::: RECORDS SHOWN :::

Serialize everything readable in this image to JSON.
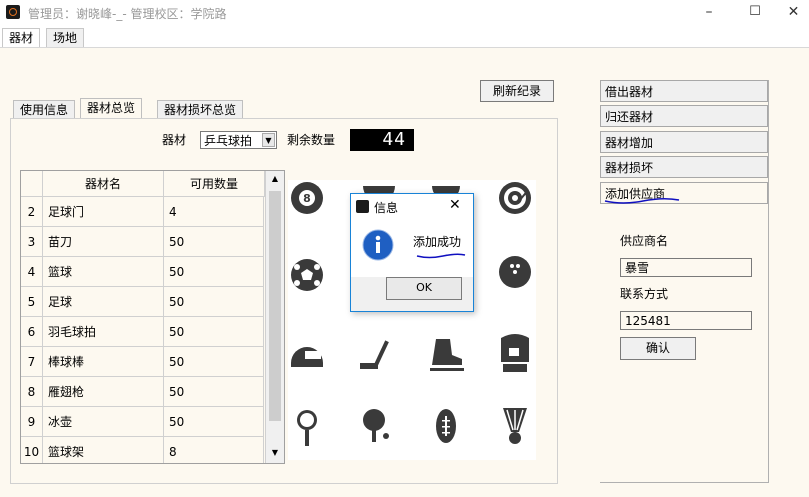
{
  "window": {
    "title": "管理员：谢晓峰-_- 管理校区：学院路",
    "controls": {
      "minimize": "–",
      "maximize": "☐",
      "close": "✕"
    }
  },
  "top_tabs": [
    "器材",
    "场地"
  ],
  "inner_tabs": [
    "使用信息",
    "器材总览",
    "器材损坏总览"
  ],
  "refresh_label": "刷新纪录",
  "equip_label": "器材",
  "equip_selected": "乒乓球拍",
  "remain_label": "剩余数量",
  "remain_value": "44",
  "table": {
    "headers": [
      "器材名",
      "可用数量"
    ],
    "rows": [
      {
        "idx": "2",
        "name": "足球门",
        "qty": "4"
      },
      {
        "idx": "3",
        "name": "苗刀",
        "qty": "50"
      },
      {
        "idx": "4",
        "name": "篮球",
        "qty": "50"
      },
      {
        "idx": "5",
        "name": "足球",
        "qty": "50"
      },
      {
        "idx": "6",
        "name": "羽毛球拍",
        "qty": "50"
      },
      {
        "idx": "7",
        "name": "棒球棒",
        "qty": "50"
      },
      {
        "idx": "8",
        "name": "雁翅枪",
        "qty": "50"
      },
      {
        "idx": "9",
        "name": "冰壶",
        "qty": "50"
      },
      {
        "idx": "10",
        "name": "篮球架",
        "qty": "8"
      }
    ]
  },
  "sports_icons": [
    "billiard-ball-icon",
    "baseball-icon",
    "football-helmet-icon",
    "dart-target-icon",
    "soccer-ball-icon",
    "",
    "",
    "bowling-ball-icon",
    "helmet-icon",
    "hockey-stick-icon",
    "ice-skate-icon",
    "boxing-glove-icon",
    "golf-tee-icon",
    "ping-pong-paddle-icon",
    "rugby-ball-icon",
    "shuttlecock-icon"
  ],
  "right_menu": [
    "借出器材",
    "归还器材",
    "器材增加",
    "器材损坏",
    "添加供应商"
  ],
  "supplier_form": {
    "name_label": "供应商名",
    "name_value": "暴雪",
    "contact_label": "联系方式",
    "contact_value": "125481",
    "confirm_label": "确认"
  },
  "dialog": {
    "title": "信息",
    "message": "添加成功",
    "ok_label": "OK"
  },
  "colors": {
    "panel_bg": "#fdf9f0",
    "accent": "#1883d7",
    "annotation": "#1010c0"
  }
}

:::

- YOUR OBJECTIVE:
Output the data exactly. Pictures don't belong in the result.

- WRITTEN ANSWER:
Serialize everything readable in this image to JSON.
{
  "window": {
    "title": "管理员：谢晓峰-_- 管理校区：学院路",
    "controls": {
      "minimize": "–",
      "maximize": "☐",
      "close": "✕"
    }
  },
  "top_tabs": [
    "器材",
    "场地"
  ],
  "inner_tabs": [
    "使用信息",
    "器材总览",
    "器材损坏总览"
  ],
  "refresh_label": "刷新纪录",
  "equip_label": "器材",
  "equip_selected": "乒乓球拍",
  "remain_label": "剩余数量",
  "remain_value": "44",
  "table": {
    "headers": [
      "器材名",
      "可用数量"
    ],
    "rows": [
      {
        "idx": "2",
        "name": "足球门",
        "qty": "4"
      },
      {
        "idx": "3",
        "name": "苗刀",
        "qty": "50"
      },
      {
        "idx": "4",
        "name": "篮球",
        "qty": "50"
      },
      {
        "idx": "5",
        "name": "足球",
        "qty": "50"
      },
      {
        "idx": "6",
        "name": "羽毛球拍",
        "qty": "50"
      },
      {
        "idx": "7",
        "name": "棒球棒",
        "qty": "50"
      },
      {
        "idx": "8",
        "name": "雁翅枪",
        "qty": "50"
      },
      {
        "idx": "9",
        "name": "冰壶",
        "qty": "50"
      },
      {
        "idx": "10",
        "name": "篮球架",
        "qty": "8"
      }
    ]
  },
  "sports_icons": [
    "billiard-ball-icon",
    "baseball-icon",
    "football-helmet-icon",
    "dart-target-icon",
    "soccer-ball-icon",
    "",
    "",
    "bowling-ball-icon",
    "helmet-icon",
    "hockey-stick-icon",
    "ice-skate-icon",
    "boxing-glove-icon",
    "golf-tee-icon",
    "ping-pong-paddle-icon",
    "rugby-ball-icon",
    "shuttlecock-icon"
  ],
  "right_menu": [
    "借出器材",
    "归还器材",
    "器材增加",
    "器材损坏",
    "添加供应商"
  ],
  "supplier_form": {
    "name_label": "供应商名",
    "name_value": "暴雪",
    "contact_label": "联系方式",
    "contact_value": "125481",
    "confirm_label": "确认"
  },
  "dialog": {
    "title": "信息",
    "message": "添加成功",
    "ok_label": "OK"
  },
  "colors": {
    "panel_bg": "#fdf9f0",
    "accent": "#1883d7",
    "annotation": "#1010c0"
  }
}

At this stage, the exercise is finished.